A subterranean railway once whizzed four million letters a day across London. The public were oblivious to it but will soon be able to ride it, as it forms the centrepiece of the new Postal Museum
‘Mail Rail was like having your own giant train set to run.” The words are those of Ray Middlesworth, one of the last engineers on London’s underground postal network, and they are now etched on an information plaque in the subterranean section of the new Postal Museum, which has opened in Farringdon.
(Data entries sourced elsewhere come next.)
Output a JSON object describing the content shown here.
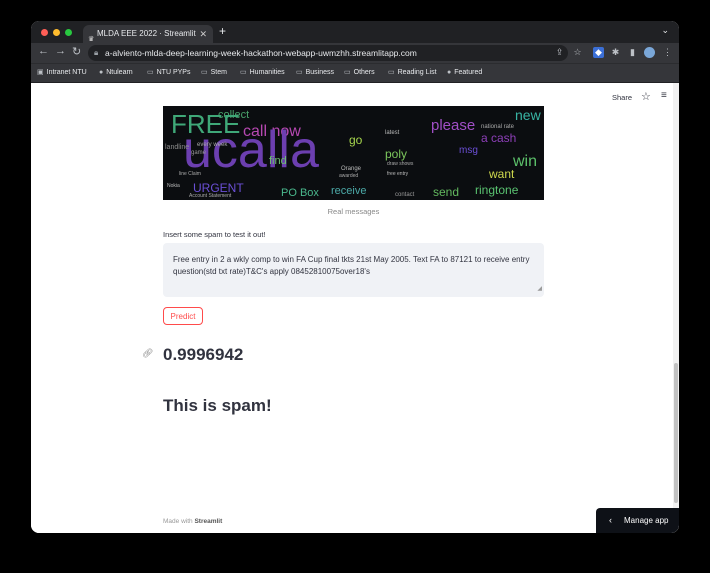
{
  "browser": {
    "tab_title": "MLDA EEE 2022 · Streamlit",
    "tab_icon": "streamlit-crown-icon",
    "url": "a-alviento-mlda-deep-learning-week-hackathon-webapp-uwmzhh.streamlitapp.com",
    "bookmarks": [
      {
        "label": "Intranet NTU",
        "icon": "ntu-icon"
      },
      {
        "label": "Ntulearn",
        "icon": "globe-icon"
      },
      {
        "label": "NTU PYPs",
        "icon": "folder-icon"
      },
      {
        "label": "Stem",
        "icon": "folder-icon"
      },
      {
        "label": "Humanities",
        "icon": "folder-icon"
      },
      {
        "label": "Business",
        "icon": "folder-icon"
      },
      {
        "label": "Others",
        "icon": "folder-icon"
      },
      {
        "label": "Reading List",
        "icon": "folder-icon"
      },
      {
        "label": "Featured",
        "icon": "globe-icon"
      }
    ]
  },
  "header": {
    "share_label": "Share"
  },
  "wordcloud": {
    "caption": "Real messages",
    "words": [
      "collect",
      "call now",
      "please",
      "ucalla",
      "FREE",
      "new",
      "win",
      "URGENT",
      "PO Box",
      "receive",
      "send",
      "ringtone",
      "want",
      "a cash",
      "poly",
      "go",
      "find",
      "landline",
      "every week",
      "game",
      "latest",
      "national rate",
      "Orange",
      "draw shows",
      "free entry",
      "awarded",
      "contact",
      "Account Statement",
      "Nokia",
      "line Claim",
      "msg"
    ]
  },
  "form": {
    "label": "Insert some spam to test it out!",
    "input_value": "Free entry in 2 a wkly comp to win FA Cup final tkts 21st May 2005. Text FA to 87121 to receive entry question(std txt rate)T&C's apply 08452810075over18's",
    "button_label": "Predict"
  },
  "result": {
    "probability": "0.9996942",
    "verdict": "This is spam!"
  },
  "footer": {
    "prefix": "Made with",
    "brand": "Streamlit"
  },
  "manage_app": {
    "label": "Manage app"
  },
  "colors": {
    "accent": "#ff4b4b",
    "text": "#31333f",
    "input_bg": "#f0f2f6",
    "dark": "#0e1117"
  }
}
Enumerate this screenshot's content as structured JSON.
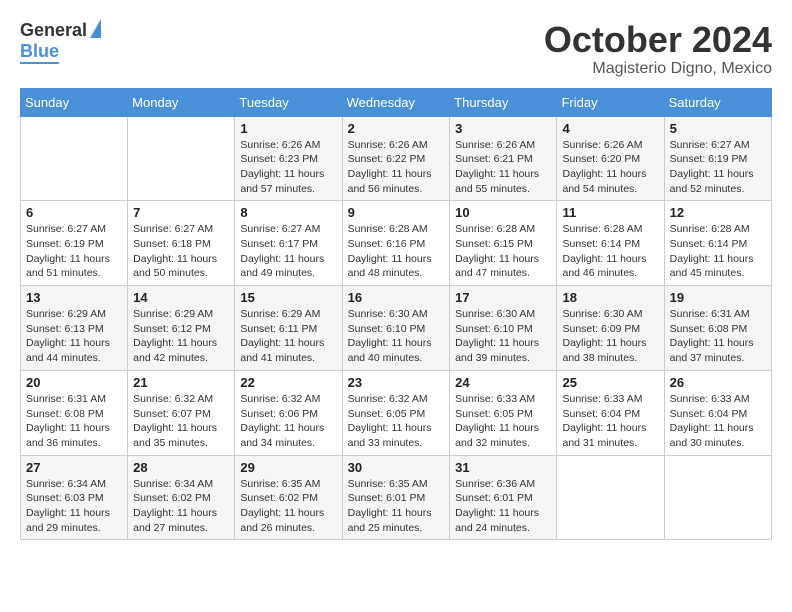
{
  "header": {
    "logo_general": "General",
    "logo_blue": "Blue",
    "month_title": "October 2024",
    "location": "Magisterio Digno, Mexico"
  },
  "weekdays": [
    "Sunday",
    "Monday",
    "Tuesday",
    "Wednesday",
    "Thursday",
    "Friday",
    "Saturday"
  ],
  "weeks": [
    [
      {
        "day": "",
        "sunrise": "",
        "sunset": "",
        "daylight": ""
      },
      {
        "day": "",
        "sunrise": "",
        "sunset": "",
        "daylight": ""
      },
      {
        "day": "1",
        "sunrise": "Sunrise: 6:26 AM",
        "sunset": "Sunset: 6:23 PM",
        "daylight": "Daylight: 11 hours and 57 minutes."
      },
      {
        "day": "2",
        "sunrise": "Sunrise: 6:26 AM",
        "sunset": "Sunset: 6:22 PM",
        "daylight": "Daylight: 11 hours and 56 minutes."
      },
      {
        "day": "3",
        "sunrise": "Sunrise: 6:26 AM",
        "sunset": "Sunset: 6:21 PM",
        "daylight": "Daylight: 11 hours and 55 minutes."
      },
      {
        "day": "4",
        "sunrise": "Sunrise: 6:26 AM",
        "sunset": "Sunset: 6:20 PM",
        "daylight": "Daylight: 11 hours and 54 minutes."
      },
      {
        "day": "5",
        "sunrise": "Sunrise: 6:27 AM",
        "sunset": "Sunset: 6:19 PM",
        "daylight": "Daylight: 11 hours and 52 minutes."
      }
    ],
    [
      {
        "day": "6",
        "sunrise": "Sunrise: 6:27 AM",
        "sunset": "Sunset: 6:19 PM",
        "daylight": "Daylight: 11 hours and 51 minutes."
      },
      {
        "day": "7",
        "sunrise": "Sunrise: 6:27 AM",
        "sunset": "Sunset: 6:18 PM",
        "daylight": "Daylight: 11 hours and 50 minutes."
      },
      {
        "day": "8",
        "sunrise": "Sunrise: 6:27 AM",
        "sunset": "Sunset: 6:17 PM",
        "daylight": "Daylight: 11 hours and 49 minutes."
      },
      {
        "day": "9",
        "sunrise": "Sunrise: 6:28 AM",
        "sunset": "Sunset: 6:16 PM",
        "daylight": "Daylight: 11 hours and 48 minutes."
      },
      {
        "day": "10",
        "sunrise": "Sunrise: 6:28 AM",
        "sunset": "Sunset: 6:15 PM",
        "daylight": "Daylight: 11 hours and 47 minutes."
      },
      {
        "day": "11",
        "sunrise": "Sunrise: 6:28 AM",
        "sunset": "Sunset: 6:14 PM",
        "daylight": "Daylight: 11 hours and 46 minutes."
      },
      {
        "day": "12",
        "sunrise": "Sunrise: 6:28 AM",
        "sunset": "Sunset: 6:14 PM",
        "daylight": "Daylight: 11 hours and 45 minutes."
      }
    ],
    [
      {
        "day": "13",
        "sunrise": "Sunrise: 6:29 AM",
        "sunset": "Sunset: 6:13 PM",
        "daylight": "Daylight: 11 hours and 44 minutes."
      },
      {
        "day": "14",
        "sunrise": "Sunrise: 6:29 AM",
        "sunset": "Sunset: 6:12 PM",
        "daylight": "Daylight: 11 hours and 42 minutes."
      },
      {
        "day": "15",
        "sunrise": "Sunrise: 6:29 AM",
        "sunset": "Sunset: 6:11 PM",
        "daylight": "Daylight: 11 hours and 41 minutes."
      },
      {
        "day": "16",
        "sunrise": "Sunrise: 6:30 AM",
        "sunset": "Sunset: 6:10 PM",
        "daylight": "Daylight: 11 hours and 40 minutes."
      },
      {
        "day": "17",
        "sunrise": "Sunrise: 6:30 AM",
        "sunset": "Sunset: 6:10 PM",
        "daylight": "Daylight: 11 hours and 39 minutes."
      },
      {
        "day": "18",
        "sunrise": "Sunrise: 6:30 AM",
        "sunset": "Sunset: 6:09 PM",
        "daylight": "Daylight: 11 hours and 38 minutes."
      },
      {
        "day": "19",
        "sunrise": "Sunrise: 6:31 AM",
        "sunset": "Sunset: 6:08 PM",
        "daylight": "Daylight: 11 hours and 37 minutes."
      }
    ],
    [
      {
        "day": "20",
        "sunrise": "Sunrise: 6:31 AM",
        "sunset": "Sunset: 6:08 PM",
        "daylight": "Daylight: 11 hours and 36 minutes."
      },
      {
        "day": "21",
        "sunrise": "Sunrise: 6:32 AM",
        "sunset": "Sunset: 6:07 PM",
        "daylight": "Daylight: 11 hours and 35 minutes."
      },
      {
        "day": "22",
        "sunrise": "Sunrise: 6:32 AM",
        "sunset": "Sunset: 6:06 PM",
        "daylight": "Daylight: 11 hours and 34 minutes."
      },
      {
        "day": "23",
        "sunrise": "Sunrise: 6:32 AM",
        "sunset": "Sunset: 6:05 PM",
        "daylight": "Daylight: 11 hours and 33 minutes."
      },
      {
        "day": "24",
        "sunrise": "Sunrise: 6:33 AM",
        "sunset": "Sunset: 6:05 PM",
        "daylight": "Daylight: 11 hours and 32 minutes."
      },
      {
        "day": "25",
        "sunrise": "Sunrise: 6:33 AM",
        "sunset": "Sunset: 6:04 PM",
        "daylight": "Daylight: 11 hours and 31 minutes."
      },
      {
        "day": "26",
        "sunrise": "Sunrise: 6:33 AM",
        "sunset": "Sunset: 6:04 PM",
        "daylight": "Daylight: 11 hours and 30 minutes."
      }
    ],
    [
      {
        "day": "27",
        "sunrise": "Sunrise: 6:34 AM",
        "sunset": "Sunset: 6:03 PM",
        "daylight": "Daylight: 11 hours and 29 minutes."
      },
      {
        "day": "28",
        "sunrise": "Sunrise: 6:34 AM",
        "sunset": "Sunset: 6:02 PM",
        "daylight": "Daylight: 11 hours and 27 minutes."
      },
      {
        "day": "29",
        "sunrise": "Sunrise: 6:35 AM",
        "sunset": "Sunset: 6:02 PM",
        "daylight": "Daylight: 11 hours and 26 minutes."
      },
      {
        "day": "30",
        "sunrise": "Sunrise: 6:35 AM",
        "sunset": "Sunset: 6:01 PM",
        "daylight": "Daylight: 11 hours and 25 minutes."
      },
      {
        "day": "31",
        "sunrise": "Sunrise: 6:36 AM",
        "sunset": "Sunset: 6:01 PM",
        "daylight": "Daylight: 11 hours and 24 minutes."
      },
      {
        "day": "",
        "sunrise": "",
        "sunset": "",
        "daylight": ""
      },
      {
        "day": "",
        "sunrise": "",
        "sunset": "",
        "daylight": ""
      }
    ]
  ]
}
The underground Mail Rail system transported letters and parcels 6½ miles across London, from Paddington to Whitechapel, for over 75 years – from the 1920s until its closure in 2003, linking six sorting offices with mainline railway stations and delivering four million letters every day. It’s now a museum covering not just the subterranean service but the history of Royal Mail. Yet it’s the trains that will steal the show: from 4 September visitors will be able to climb on board replica rail cars and ride through this piece of industrial heritage.